- [Work order] Which lines of the data hold the word "kreskowanie"? Copy all of them.

- [Dataset records]
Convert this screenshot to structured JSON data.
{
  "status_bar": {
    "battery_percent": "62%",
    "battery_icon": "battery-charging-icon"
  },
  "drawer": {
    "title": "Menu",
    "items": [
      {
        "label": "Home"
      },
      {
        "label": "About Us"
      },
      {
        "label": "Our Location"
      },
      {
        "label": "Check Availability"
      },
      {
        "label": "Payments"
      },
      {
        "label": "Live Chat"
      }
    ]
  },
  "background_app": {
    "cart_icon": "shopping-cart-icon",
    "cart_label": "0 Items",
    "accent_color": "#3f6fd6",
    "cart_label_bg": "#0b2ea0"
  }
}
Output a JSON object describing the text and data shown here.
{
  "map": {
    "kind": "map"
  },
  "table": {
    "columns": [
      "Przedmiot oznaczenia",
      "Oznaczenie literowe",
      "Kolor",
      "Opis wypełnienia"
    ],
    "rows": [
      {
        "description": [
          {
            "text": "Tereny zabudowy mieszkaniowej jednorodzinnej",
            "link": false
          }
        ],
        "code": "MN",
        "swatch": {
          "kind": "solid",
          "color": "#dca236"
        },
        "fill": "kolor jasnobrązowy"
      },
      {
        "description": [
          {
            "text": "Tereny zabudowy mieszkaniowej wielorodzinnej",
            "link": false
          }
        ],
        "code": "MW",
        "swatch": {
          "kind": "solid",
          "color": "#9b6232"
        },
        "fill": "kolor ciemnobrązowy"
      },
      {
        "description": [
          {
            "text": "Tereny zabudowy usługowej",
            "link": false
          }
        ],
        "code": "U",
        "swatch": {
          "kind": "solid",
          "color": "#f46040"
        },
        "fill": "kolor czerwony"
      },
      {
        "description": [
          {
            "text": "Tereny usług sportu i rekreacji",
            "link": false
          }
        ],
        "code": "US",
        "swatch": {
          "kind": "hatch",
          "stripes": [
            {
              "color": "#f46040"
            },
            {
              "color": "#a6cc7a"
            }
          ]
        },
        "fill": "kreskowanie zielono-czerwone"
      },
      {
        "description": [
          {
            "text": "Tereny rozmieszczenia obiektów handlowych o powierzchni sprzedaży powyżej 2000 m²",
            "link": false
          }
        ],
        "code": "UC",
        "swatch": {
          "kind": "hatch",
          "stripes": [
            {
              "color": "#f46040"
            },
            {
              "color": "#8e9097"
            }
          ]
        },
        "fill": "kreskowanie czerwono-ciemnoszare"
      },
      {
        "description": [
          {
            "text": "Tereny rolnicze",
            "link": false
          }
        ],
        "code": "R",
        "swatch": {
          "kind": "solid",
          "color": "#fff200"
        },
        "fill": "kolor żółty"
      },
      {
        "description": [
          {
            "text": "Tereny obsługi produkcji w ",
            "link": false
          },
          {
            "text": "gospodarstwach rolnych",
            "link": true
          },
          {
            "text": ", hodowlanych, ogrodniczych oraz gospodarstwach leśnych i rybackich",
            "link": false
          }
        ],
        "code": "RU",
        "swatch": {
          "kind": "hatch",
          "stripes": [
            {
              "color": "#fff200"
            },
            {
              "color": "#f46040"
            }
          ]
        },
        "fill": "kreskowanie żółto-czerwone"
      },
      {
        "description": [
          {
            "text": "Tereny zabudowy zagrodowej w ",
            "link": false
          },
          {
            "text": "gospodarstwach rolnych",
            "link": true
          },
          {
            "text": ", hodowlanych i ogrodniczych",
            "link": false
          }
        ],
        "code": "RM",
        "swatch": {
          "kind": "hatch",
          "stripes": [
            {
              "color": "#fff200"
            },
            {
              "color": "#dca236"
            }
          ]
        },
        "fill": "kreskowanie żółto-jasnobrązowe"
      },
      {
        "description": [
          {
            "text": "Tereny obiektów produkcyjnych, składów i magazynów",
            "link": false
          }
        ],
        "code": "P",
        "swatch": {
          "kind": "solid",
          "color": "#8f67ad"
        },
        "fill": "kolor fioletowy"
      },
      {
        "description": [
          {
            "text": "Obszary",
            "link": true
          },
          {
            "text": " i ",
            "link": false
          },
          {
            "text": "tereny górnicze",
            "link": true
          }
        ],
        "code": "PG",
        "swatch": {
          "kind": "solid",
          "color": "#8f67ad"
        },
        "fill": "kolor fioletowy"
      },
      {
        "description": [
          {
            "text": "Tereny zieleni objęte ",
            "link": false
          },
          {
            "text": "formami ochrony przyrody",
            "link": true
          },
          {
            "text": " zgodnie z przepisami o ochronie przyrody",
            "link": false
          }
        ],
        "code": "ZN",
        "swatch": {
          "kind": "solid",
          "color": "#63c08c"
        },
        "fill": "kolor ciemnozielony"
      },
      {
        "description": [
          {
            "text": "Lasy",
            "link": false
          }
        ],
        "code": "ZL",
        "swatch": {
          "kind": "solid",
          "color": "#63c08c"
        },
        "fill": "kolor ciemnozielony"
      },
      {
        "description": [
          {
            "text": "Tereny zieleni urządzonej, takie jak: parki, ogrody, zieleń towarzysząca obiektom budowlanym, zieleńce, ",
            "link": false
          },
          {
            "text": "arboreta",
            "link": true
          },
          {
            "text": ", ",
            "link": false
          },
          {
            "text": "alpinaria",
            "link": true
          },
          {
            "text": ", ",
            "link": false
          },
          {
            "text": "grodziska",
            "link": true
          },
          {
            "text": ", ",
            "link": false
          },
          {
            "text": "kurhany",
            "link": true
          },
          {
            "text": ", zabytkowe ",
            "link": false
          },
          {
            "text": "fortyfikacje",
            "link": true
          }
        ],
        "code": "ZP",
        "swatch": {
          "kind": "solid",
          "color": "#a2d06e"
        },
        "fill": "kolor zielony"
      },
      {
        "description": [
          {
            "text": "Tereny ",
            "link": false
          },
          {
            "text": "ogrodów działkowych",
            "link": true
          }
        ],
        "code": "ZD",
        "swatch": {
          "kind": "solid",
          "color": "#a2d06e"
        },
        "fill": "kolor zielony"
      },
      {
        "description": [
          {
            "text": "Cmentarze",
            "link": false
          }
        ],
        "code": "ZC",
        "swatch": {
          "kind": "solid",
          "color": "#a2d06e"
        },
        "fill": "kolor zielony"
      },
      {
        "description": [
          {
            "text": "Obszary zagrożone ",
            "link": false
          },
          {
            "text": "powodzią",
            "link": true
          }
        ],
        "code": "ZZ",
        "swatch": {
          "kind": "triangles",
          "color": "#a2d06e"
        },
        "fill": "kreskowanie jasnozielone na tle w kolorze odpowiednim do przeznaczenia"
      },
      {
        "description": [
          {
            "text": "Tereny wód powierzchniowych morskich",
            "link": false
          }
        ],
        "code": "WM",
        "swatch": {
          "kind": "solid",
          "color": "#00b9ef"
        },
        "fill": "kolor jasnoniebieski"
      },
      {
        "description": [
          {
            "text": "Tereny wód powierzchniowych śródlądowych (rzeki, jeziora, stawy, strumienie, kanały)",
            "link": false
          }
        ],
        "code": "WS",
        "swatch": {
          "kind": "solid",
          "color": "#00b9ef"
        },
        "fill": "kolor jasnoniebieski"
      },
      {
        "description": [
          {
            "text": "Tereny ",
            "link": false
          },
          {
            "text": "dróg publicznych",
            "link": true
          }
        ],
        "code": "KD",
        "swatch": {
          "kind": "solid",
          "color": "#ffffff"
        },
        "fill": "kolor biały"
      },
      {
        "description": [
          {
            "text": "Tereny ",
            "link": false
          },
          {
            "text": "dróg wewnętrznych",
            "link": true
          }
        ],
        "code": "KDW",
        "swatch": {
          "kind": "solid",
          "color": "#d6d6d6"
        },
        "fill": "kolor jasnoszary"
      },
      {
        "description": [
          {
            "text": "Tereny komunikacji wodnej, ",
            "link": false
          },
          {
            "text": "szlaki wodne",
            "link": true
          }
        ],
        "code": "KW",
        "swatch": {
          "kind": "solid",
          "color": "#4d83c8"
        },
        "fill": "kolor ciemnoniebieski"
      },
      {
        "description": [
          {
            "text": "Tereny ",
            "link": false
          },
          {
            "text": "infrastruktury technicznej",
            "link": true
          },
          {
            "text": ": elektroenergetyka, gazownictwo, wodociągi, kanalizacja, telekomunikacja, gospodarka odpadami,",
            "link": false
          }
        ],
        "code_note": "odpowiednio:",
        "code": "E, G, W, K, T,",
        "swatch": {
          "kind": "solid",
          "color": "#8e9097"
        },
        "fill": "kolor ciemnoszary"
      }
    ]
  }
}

- [Output below]
        "fill": "kreskowanie zielono-czerwone"
        "fill": "kreskowanie czerwono-ciemnoszare"
        "fill": "kreskowanie żółto-czerwone"
        "fill": "kreskowanie żółto-jasnobrązowe"
        "fill": "kreskowanie jasnozielone na tle w kolorze odpowiednim do przeznaczenia"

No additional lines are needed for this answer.